§ **Task to complete**: The lines needed are those below that contain the word "Expression"; copy each one.

§ **Dataset rows describing interfaces**:
+ + + + + + +
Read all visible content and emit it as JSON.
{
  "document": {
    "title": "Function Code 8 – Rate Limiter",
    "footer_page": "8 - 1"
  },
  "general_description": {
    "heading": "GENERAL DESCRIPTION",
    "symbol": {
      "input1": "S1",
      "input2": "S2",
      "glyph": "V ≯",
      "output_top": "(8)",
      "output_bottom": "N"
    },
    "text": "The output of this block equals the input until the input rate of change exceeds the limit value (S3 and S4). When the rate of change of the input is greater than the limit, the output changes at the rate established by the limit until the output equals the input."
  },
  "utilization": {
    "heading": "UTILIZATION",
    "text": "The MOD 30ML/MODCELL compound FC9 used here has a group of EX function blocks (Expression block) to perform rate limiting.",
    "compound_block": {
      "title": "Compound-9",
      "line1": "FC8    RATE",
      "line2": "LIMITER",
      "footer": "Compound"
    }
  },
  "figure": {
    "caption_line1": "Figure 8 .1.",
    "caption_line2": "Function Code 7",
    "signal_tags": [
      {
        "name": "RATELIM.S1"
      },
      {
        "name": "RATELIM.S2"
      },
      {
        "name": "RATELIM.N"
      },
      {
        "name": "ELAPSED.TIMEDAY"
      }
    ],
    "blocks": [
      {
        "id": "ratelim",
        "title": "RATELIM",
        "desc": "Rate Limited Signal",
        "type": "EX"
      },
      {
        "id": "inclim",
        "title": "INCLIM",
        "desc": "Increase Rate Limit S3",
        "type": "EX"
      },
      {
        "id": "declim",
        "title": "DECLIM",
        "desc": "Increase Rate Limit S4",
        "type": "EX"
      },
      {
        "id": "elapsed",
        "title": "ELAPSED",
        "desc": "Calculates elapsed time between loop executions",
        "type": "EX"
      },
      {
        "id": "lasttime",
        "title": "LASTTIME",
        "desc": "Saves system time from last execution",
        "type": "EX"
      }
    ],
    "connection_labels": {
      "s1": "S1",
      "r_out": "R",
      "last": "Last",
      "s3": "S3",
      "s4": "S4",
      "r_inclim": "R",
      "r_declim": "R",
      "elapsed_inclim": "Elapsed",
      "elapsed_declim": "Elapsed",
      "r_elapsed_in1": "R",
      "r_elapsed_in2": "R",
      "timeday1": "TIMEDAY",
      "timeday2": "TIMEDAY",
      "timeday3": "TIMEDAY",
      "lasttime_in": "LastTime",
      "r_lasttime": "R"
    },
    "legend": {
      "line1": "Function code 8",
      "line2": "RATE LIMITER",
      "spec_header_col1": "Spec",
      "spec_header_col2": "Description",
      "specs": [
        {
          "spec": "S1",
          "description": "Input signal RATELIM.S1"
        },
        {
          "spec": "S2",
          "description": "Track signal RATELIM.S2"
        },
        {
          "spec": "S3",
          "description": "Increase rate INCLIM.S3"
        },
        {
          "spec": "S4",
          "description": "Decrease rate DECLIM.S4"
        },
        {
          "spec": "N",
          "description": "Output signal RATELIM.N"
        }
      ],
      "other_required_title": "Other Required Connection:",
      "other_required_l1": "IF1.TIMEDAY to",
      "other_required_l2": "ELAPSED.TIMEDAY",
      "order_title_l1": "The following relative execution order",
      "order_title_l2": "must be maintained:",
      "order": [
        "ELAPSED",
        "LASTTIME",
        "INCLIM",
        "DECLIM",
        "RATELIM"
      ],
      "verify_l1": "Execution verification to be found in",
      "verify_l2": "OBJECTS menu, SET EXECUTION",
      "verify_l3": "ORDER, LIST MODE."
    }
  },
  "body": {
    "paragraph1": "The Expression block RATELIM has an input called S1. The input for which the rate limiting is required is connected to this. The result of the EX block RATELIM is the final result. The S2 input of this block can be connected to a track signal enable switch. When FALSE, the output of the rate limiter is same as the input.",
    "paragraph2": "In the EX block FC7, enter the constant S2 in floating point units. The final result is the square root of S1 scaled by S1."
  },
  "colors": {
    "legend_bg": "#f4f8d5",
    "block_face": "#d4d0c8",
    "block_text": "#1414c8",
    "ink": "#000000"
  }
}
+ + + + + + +
§ **Your response**:
    "text": "The MOD 30ML/MODCELL compound FC9 used here has a group of EX function blocks (Expression block) to perform rate limiting.",
    "paragraph1": "The Expression block RATELIM has an input called S1. The input for which the rate limiting is required is connected to this. The result of the EX block RATELIM is the final result. The S2 input of this block can be connected to a track signal enable switch. When FALSE, the output of the rate limiter is same as the input.",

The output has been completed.